## What this task involves
Please print the data shown below without any alteration.

(Entries from a dataset of interfaces)
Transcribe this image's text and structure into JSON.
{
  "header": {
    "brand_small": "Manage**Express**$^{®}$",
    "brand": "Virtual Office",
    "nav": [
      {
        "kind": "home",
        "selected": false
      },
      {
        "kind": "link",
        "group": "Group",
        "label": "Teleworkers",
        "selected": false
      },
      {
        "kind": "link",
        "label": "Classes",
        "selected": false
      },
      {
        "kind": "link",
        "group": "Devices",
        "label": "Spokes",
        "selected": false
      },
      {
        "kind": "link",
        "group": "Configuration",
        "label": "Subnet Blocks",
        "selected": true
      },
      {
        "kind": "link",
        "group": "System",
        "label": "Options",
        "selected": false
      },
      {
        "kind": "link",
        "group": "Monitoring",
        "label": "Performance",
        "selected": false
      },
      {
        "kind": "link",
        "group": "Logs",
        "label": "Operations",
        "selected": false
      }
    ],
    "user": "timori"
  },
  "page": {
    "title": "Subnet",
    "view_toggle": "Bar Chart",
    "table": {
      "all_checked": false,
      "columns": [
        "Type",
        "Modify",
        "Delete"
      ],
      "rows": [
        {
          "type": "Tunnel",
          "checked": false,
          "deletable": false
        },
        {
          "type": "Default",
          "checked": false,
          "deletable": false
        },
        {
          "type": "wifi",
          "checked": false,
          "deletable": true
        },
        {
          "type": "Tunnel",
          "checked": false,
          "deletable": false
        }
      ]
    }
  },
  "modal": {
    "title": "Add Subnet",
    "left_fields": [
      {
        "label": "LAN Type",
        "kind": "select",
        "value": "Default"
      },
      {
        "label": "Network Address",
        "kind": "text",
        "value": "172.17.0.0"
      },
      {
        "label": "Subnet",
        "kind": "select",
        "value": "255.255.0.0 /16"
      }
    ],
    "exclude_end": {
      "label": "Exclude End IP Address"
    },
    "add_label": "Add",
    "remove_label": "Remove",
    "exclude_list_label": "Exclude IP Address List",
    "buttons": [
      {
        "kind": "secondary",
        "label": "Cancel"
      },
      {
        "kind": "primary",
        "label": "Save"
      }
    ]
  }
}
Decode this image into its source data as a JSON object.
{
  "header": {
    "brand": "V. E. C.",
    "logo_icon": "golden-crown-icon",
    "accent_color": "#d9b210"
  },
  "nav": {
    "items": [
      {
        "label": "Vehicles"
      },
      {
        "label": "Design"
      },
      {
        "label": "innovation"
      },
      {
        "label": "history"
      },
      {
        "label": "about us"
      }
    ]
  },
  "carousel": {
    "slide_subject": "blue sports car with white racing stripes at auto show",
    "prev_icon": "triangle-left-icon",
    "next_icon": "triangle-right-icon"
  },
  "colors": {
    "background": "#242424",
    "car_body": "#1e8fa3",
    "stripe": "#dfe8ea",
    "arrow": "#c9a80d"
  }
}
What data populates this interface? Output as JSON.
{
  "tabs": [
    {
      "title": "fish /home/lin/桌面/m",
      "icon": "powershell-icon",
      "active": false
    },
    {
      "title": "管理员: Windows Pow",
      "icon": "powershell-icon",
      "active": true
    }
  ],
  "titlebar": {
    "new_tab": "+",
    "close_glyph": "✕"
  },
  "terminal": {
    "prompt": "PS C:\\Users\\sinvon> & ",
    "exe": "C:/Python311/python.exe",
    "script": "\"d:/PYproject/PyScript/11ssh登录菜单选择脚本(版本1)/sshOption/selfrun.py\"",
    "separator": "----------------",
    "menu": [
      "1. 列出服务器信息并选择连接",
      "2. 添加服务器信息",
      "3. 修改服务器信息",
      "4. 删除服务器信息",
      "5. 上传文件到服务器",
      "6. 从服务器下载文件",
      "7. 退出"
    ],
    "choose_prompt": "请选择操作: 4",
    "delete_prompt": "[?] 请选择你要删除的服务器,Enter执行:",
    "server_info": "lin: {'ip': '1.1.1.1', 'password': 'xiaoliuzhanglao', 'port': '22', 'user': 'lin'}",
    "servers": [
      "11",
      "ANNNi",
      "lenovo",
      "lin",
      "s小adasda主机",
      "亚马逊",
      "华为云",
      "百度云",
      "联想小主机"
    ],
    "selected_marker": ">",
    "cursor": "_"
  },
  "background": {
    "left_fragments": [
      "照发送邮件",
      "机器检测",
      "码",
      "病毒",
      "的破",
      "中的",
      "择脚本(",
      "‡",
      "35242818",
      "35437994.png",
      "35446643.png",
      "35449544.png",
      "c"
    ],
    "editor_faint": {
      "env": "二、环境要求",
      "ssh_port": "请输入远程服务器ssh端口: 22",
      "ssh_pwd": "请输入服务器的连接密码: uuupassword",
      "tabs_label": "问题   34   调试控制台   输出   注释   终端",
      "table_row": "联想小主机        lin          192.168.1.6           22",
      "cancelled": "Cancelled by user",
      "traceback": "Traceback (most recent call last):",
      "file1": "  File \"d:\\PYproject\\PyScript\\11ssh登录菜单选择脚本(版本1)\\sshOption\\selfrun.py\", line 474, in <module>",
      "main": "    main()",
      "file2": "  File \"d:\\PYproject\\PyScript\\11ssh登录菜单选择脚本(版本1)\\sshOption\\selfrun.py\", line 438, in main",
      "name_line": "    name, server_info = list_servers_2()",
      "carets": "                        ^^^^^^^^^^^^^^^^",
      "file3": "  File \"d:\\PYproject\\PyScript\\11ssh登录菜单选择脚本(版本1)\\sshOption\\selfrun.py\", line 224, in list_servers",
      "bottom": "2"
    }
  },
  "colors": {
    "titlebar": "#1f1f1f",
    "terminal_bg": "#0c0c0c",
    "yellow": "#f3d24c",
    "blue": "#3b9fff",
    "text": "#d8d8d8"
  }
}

## Task solution
Transcribe this image's text and structure into JSON.
{
  "header": {
    "brand_small": "Manage**Express**$^{®}$",
    "brand": "Virtual Office",
    "nav": [
      {
        "kind": "home",
        "selected": false
      },
      {
        "kind": "link",
        "group": "Group",
        "label": "Teleworkers",
        "selected": false
      },
      {
        "kind": "link",
        "label": "Classes",
        "selected": false
      },
      {
        "kind": "link",
        "group": "Devices",
        "label": "Spokes",
        "selected": false
      },
      {
        "kind": "link",
        "group": "Configuration",
        "label": "Subnet Blocks",
        "selected": true
      },
      {
        "kind": "link",
        "group": "System",
        "label": "Options",
        "selected": false
      },
      {
        "kind": "link",
        "group": "Monitoring",
        "label": "Performance",
        "selected": false
      },
      {
        "kind": "link",
        "group": "Logs",
        "label": "Operations",
        "selected": false
      }
    ],
    "user": "timori"
  },
  "page": {
    "title": "Subnet",
    "view_toggle": "Bar Chart",
    "table": {
      "all_checked": false,
      "columns": [
        "Type",
        "Modify",
        "Delete"
      ],
      "rows": [
        {
          "type": "Tunnel",
          "checked": false,
          "deletable": false
        },
        {
          "type": "Default",
          "checked": false,
          "deletable": false
        },
        {
          "type": "wifi",
          "checked": false,
          "deletable": true
        },
        {
          "type": "Tunnel",
          "checked": false,
          "deletable": false
        }
      ]
    }
  },
  "modal": {
    "title": "Add Subnet",
    "left_fields": [
      {
        "label": "LAN Type",
        "kind": "select",
        "value": "Default"
      },
      {
        "label": "Network Address",
        "kind": "text",
        "value": "172.17.0.0"
      },
      {
        "label": "Subnet",
        "kind": "select",
        "value": "255.255.0.0 /16"
      }
    ],
    "exclude_end": {
      "label": "Exclude End IP Address"
    },
    "add_label": "Add",
    "remove_label": "Remove",
    "exclude_list_label": "Exclude IP Address List",
    "buttons": [
      {
        "kind": "secondary",
        "label": "Cancel"
      },
      {
        "kind": "primary",
        "label": "Save"
      }
    ]
  }
}
Decode this image into its source data as a JSON object.
{
  "header": {
    "brand": "V. E. C.",
    "logo_icon": "golden-crown-icon",
    "accent_color": "#d9b210"
  },
  "nav": {
    "items": [
      {
        "label": "Vehicles"
      },
      {
        "label": "Design"
      },
      {
        "label": "innovation"
      },
      {
        "label": "history"
      },
      {
        "label": "about us"
      }
    ]
  },
  "carousel": {
    "slide_subject": "blue sports car with white racing stripes at auto show",
    "prev_icon": "triangle-left-icon",
    "next_icon": "triangle-right-icon"
  },
  "colors": {
    "background": "#242424",
    "car_body": "#1e8fa3",
    "stripe": "#dfe8ea",
    "arrow": "#c9a80d"
  }
}
What data populates this interface? Output as JSON.
{
  "tabs": [
    {
      "title": "fish /home/lin/桌面/m",
      "icon": "powershell-icon",
      "active": false
    },
    {
      "title": "管理员: Windows Pow",
      "icon": "powershell-icon",
      "active": true
    }
  ],
  "titlebar": {
    "new_tab": "+",
    "close_glyph": "✕"
  },
  "terminal": {
    "prompt": "PS C:\\Users\\sinvon> & ",
    "exe": "C:/Python311/python.exe",
    "script": "\"d:/PYproject/PyScript/11ssh登录菜单选择脚本(版本1)/sshOption/selfrun.py\"",
    "separator": "----------------",
    "menu": [
      "1. 列出服务器信息并选择连接",
      "2. 添加服务器信息",
      "3. 修改服务器信息",
      "4. 删除服务器信息",
      "5. 上传文件到服务器",
      "6. 从服务器下载文件",
      "7. 退出"
    ],
    "choose_prompt": "请选择操作: 4",
    "delete_prompt": "[?] 请选择你要删除的服务器,Enter执行:",
    "server_info": "lin: {'ip': '1.1.1.1', 'password': 'xiaoliuzhanglao', 'port': '22', 'user': 'lin'}",
    "servers": [
      "11",
      "ANNNi",
      "lenovo",
      "lin",
      "s小adasda主机",
      "亚马逊",
      "华为云",
      "百度云",
      "联想小主机"
    ],
    "selected_marker": ">",
    "cursor": "_"
  },
  "background": {
    "left_fragments": [
      "照发送邮件",
      "机器检测",
      "码",
      "病毒",
      "的破",
      "中的",
      "择脚本(",
      "‡",
      "35242818",
      "35437994.png",
      "35446643.png",
      "35449544.png",
      "c"
    ],
    "editor_faint": {
      "env": "二、环境要求",
      "ssh_port": "请输入远程服务器ssh端口: 22",
      "ssh_pwd": "请输入服务器的连接密码: uuupassword",
      "tabs_label": "问题   34   调试控制台   输出   注释   终端",
      "table_row": "联想小主机        lin          192.168.1.6           22",
      "cancelled": "Cancelled by user",
      "traceback": "Traceback (most recent call last):",
      "file1": "  File \"d:\\PYproject\\PyScript\\11ssh登录菜单选择脚本(版本1)\\sshOption\\selfrun.py\", line 474, in <module>",
      "main": "    main()",
      "file2": "  File \"d:\\PYproject\\PyScript\\11ssh登录菜单选择脚本(版本1)\\sshOption\\selfrun.py\", line 438, in main",
      "name_line": "    name, server_info = list_servers_2()",
      "carets": "                        ^^^^^^^^^^^^^^^^",
      "file3": "  File \"d:\\PYproject\\PyScript\\11ssh登录菜单选择脚本(版本1)\\sshOption\\selfrun.py\", line 224, in list_servers",
      "bottom": "2"
    }
  },
  "colors": {
    "titlebar": "#1f1f1f",
    "terminal_bg": "#0c0c0c",
    "yellow": "#f3d24c",
    "blue": "#3b9fff",
    "text": "#d8d8d8"
  }
}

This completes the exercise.